Hazelcast configuration

The most basic Hazelcast settings can be edited in Configuration.xml, while more advanced settings such as SSL encryption must be configured in /WEB-INF/Hazelcast.xml

When Management Console starts, it creates a Hazelcast node on port 5701 (or the next available port that is available). By default this Hazelcast node will bind to IP address 127.0.0.1. You will have to change the bind address to a public IP/host name before it can participate in a cluster. This is done by modifying the interface property of the cluster bean in Configuration.xml. It might look like this:

    <bean id="cluster" class="com.kapowtech.mc.config.ClusterConfig" >
        <property name="port" value="26000"/>
        <property name="interface" value="10.0.0.*"/>
    .......
    </bean>

The * is used as a wildcard, in this case the application will try bind to the 'first' interface that has an IP address starting with 10.0.0. It is possible, but not recommended to use *.*.*.* as you may end up binding to 127.0.0.1, or another virtual interface.

When you start additional instances of Management Console, their Hazelcast instances will try to find any existing Hazelcast node and join the cluster. This discovery can be done through multicast or through TCP/IP.

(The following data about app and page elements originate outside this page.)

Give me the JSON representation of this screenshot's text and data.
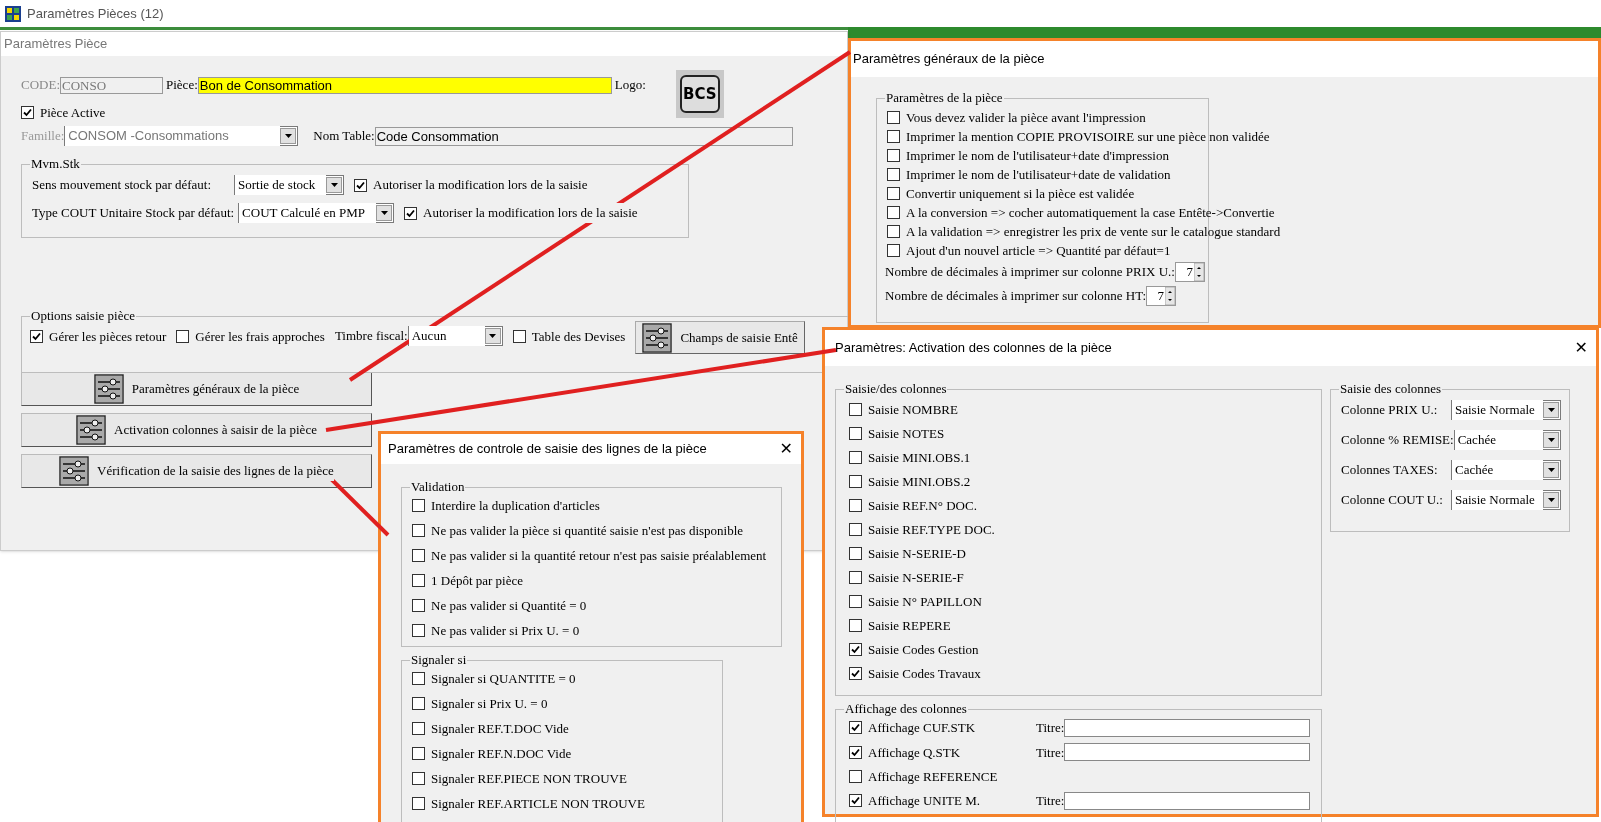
{
  "app_window": {
    "title": "Paramètres Pièces (12)"
  },
  "main_dialog": {
    "title": "Paramètres Pièce",
    "code": {
      "label": "CODE:",
      "value": "CONSO"
    },
    "piece": {
      "label": "Pièce:",
      "value": "Bon de Consommation"
    },
    "logo": {
      "label": "Logo:",
      "text": "BCS"
    },
    "active": {
      "label": "Pièce Active",
      "checked": true
    },
    "famille": {
      "label": "Famille:",
      "value": "CONSOM   -Consommations"
    },
    "nom_table": {
      "label": "Nom Table:",
      "value": "Code Consommation"
    },
    "mvm_stk": {
      "title": "Mvm.Stk",
      "rows": [
        {
          "label": "Sens mouvement stock par défaut:",
          "value": "Sortie de stock",
          "allow": {
            "label": "Autoriser la modification lors de la saisie",
            "checked": true
          }
        },
        {
          "label": "Type COUT Unitaire Stock par défaut:",
          "value": "COUT Calculé en PMP",
          "allow": {
            "label": "Autoriser la modification lors de la saisie",
            "checked": true
          }
        }
      ]
    },
    "options": {
      "title": "Options saisie pièce",
      "retour": {
        "label": "Gérer les pièces retour",
        "checked": true
      },
      "frais": {
        "label": "Gérer les frais approches",
        "checked": false
      },
      "timbre": {
        "label": "Timbre fiscal:",
        "value": "Aucun"
      },
      "devises": {
        "label": "Table des Devises",
        "checked": false
      },
      "champs_button": "Champs de saisie Entê"
    },
    "buttons": [
      "Paramètres généraux de la pièce",
      "Activation colonnes à saisir de la pièce",
      "Vérification  de la saisie des lignes de la pièce"
    ]
  },
  "general_dialog": {
    "title": "Paramètres généraux de la pièce",
    "group": "Paramètres de la pièce",
    "items": [
      {
        "label": "Vous devez valider la pièce avant l'impression",
        "checked": false
      },
      {
        "label": "Imprimer la mention COPIE PROVISOIRE sur une pièce non validée",
        "checked": false
      },
      {
        "label": "Imprimer le nom de l'utilisateur+date d'impression",
        "checked": false
      },
      {
        "label": "Imprimer le nom de l'utilisateur+date de validation",
        "checked": false
      },
      {
        "label": "Convertir uniquement si la pièce est validée",
        "checked": false
      },
      {
        "label": "A la conversion => cocher automatiquement la case Entête->Convertie",
        "checked": false
      },
      {
        "label": "A la validation => enregistrer les prix de vente sur le catalogue standard",
        "checked": false
      },
      {
        "label": "Ajout d'un nouvel article => Quantité par défaut=1",
        "checked": false
      }
    ],
    "spinners": [
      {
        "label": "Nombre de décimales à imprimer sur colonne PRIX U.:",
        "value": "7"
      },
      {
        "label": "Nombre de décimales à imprimer sur colonne HT:",
        "value": "7"
      }
    ]
  },
  "columns_dialog": {
    "title": "Paramètres: Activation des colonnes de la pièce",
    "close": "✕",
    "saisie_group": "Saisie/des colonnes",
    "saisie_items": [
      {
        "label": "Saisie NOMBRE",
        "checked": false
      },
      {
        "label": "Saisie NOTES",
        "checked": false
      },
      {
        "label": "Saisie MINI.OBS.1",
        "checked": false
      },
      {
        "label": "Saisie MINI.OBS.2",
        "checked": false
      },
      {
        "label": "Saisie REF.N° DOC.",
        "checked": false
      },
      {
        "label": "Saisie REF.TYPE DOC.",
        "checked": false
      },
      {
        "label": "Saisie N-SERIE-D",
        "checked": false
      },
      {
        "label": "Saisie N-SERIE-F",
        "checked": false
      },
      {
        "label": "Saisie N° PAPILLON",
        "checked": false
      },
      {
        "label": "Saisie REPERE",
        "checked": false
      },
      {
        "label": "Saisie Codes Gestion",
        "checked": true
      },
      {
        "label": "Saisie Codes Travaux",
        "checked": true
      }
    ],
    "modes_group": "Saisie des colonnes",
    "modes": [
      {
        "label": "Colonne PRIX U.:",
        "value": "Saisie Normale"
      },
      {
        "label": "Colonne % REMISE:",
        "value": "Cachée"
      },
      {
        "label": "Colonnes TAXES:",
        "value": "Cachée"
      },
      {
        "label": "Colonne COUT U.:",
        "value": "Saisie Normale"
      }
    ],
    "display_group": "Affichage des colonnes",
    "display_items": [
      {
        "label": "Affichage CUF.STK",
        "checked": true,
        "title_label": "Titre:"
      },
      {
        "label": "Affichage Q.STK",
        "checked": true,
        "title_label": "Titre:"
      },
      {
        "label": "Affichage REFERENCE",
        "checked": false
      },
      {
        "label": "Affichage UNITE M.",
        "checked": true,
        "title_label": "Titre:"
      }
    ]
  },
  "control_dialog": {
    "title": "Paramètres de controle de saisie des lignes de la pièce",
    "close": "✕",
    "validation_group": "Validation",
    "validation_items": [
      {
        "label": "Interdire la duplication d'articles",
        "checked": false
      },
      {
        "label": "Ne pas valider la pièce si quantité saisie n'est pas disponible",
        "checked": false
      },
      {
        "label": "Ne pas valider si la quantité retour n'est pas saisie préalablement",
        "checked": false
      },
      {
        "label": "1 Dépôt par pièce",
        "checked": false
      },
      {
        "label": "Ne pas valider si Quantité = 0",
        "checked": false
      },
      {
        "label": "Ne pas valider si Prix U. = 0",
        "checked": false
      }
    ],
    "signal_group": "Signaler si",
    "signal_items": [
      {
        "label": "Signaler si QUANTITE = 0",
        "checked": false
      },
      {
        "label": "Signaler si Prix U. = 0",
        "checked": false
      },
      {
        "label": "Signaler REF.T.DOC Vide",
        "checked": false
      },
      {
        "label": "Signaler REF.N.DOC Vide",
        "checked": false
      },
      {
        "label": "Signaler REF.PIECE NON TROUVE",
        "checked": false
      },
      {
        "label": "Signaler REF.ARTICLE NON TROUVE",
        "checked": false
      }
    ]
  }
}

To use multicast discovery you must modify the cluster bean in Configuration.xml. This is done my un-commenting the following line

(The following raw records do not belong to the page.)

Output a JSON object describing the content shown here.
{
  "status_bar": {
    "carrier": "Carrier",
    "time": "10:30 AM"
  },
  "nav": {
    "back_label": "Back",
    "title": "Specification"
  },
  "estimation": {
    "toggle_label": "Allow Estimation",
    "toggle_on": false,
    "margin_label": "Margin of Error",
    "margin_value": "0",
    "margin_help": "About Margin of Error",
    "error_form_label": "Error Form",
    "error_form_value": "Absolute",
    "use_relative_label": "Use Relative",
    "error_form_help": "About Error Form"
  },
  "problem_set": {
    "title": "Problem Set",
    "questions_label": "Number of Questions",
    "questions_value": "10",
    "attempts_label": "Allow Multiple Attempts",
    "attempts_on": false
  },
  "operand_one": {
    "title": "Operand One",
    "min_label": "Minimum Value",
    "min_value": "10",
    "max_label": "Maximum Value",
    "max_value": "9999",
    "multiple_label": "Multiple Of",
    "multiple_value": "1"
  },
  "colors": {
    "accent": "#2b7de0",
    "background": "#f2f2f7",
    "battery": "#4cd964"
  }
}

    <property name="joinConfig" ref="multicastCluster"/>

multicastCluster is a reference to the multicastCluster bean, which defines the multicast group and port. You may change it to fit your network topology.

If your network doesn't allow multicast you will have to use the tcpCluster. That is done by un-commenting this line instead:

    <property name="joinConfig" ref="tcpCluster"/>

The tcpCluster bean contains a list of TcpPeer, one for each other Hazelcast node. If you use the same TCP port for all Hazelcast nodes you don't need to specify a port number (each node will assume that its peers are running on the same port as itself). If you have two nodes configured in a TCP cluster it could look like this:

    <bean id="tcpCluster" class="com.kapowtech.mc.config.TcpJoinConfig">
        <property name="peers">
            <list>
                <bean class="com.kapowtech.mc.config.TcpPeer">
                    <property name="host" value="10.0.0.25"/>
                </bean>
                <bean class="com.kapowtech.mc.config.TcpPeer">
                    <property name="host" value="10.0.0.26"/>
                </bean>
            </list>
        </property>
    </bean>

Notice that both nodes are in the list. This means that regardless which node starts first it will be able to find its peer. It also allows you to use identical Configuration.xml files in both applications. Also, TCP ports numbers are not defined, so each peer will try to connect to the other one on the same port as it is listening on itself.

Application Nodes

You can verify that the application is properly clustered by going to the Projects tab, and look at the Application Nodes section in the bottom of the page. Here you should see something like this

This means that the cluster currently consists of two nodes. The interface column will list the IP/host and port that Hazelcast is using for inter-cluster communication. The Connected to column informs you which of the two nodes you are connected to at the moment. If you shut down the server you are currently connected to, you will automatically be re-routed to another live instance by the load balancer.

If you right click on an application node a context menu will appear, here you can request a thread dump from any node, this may be useful for debugging purposes.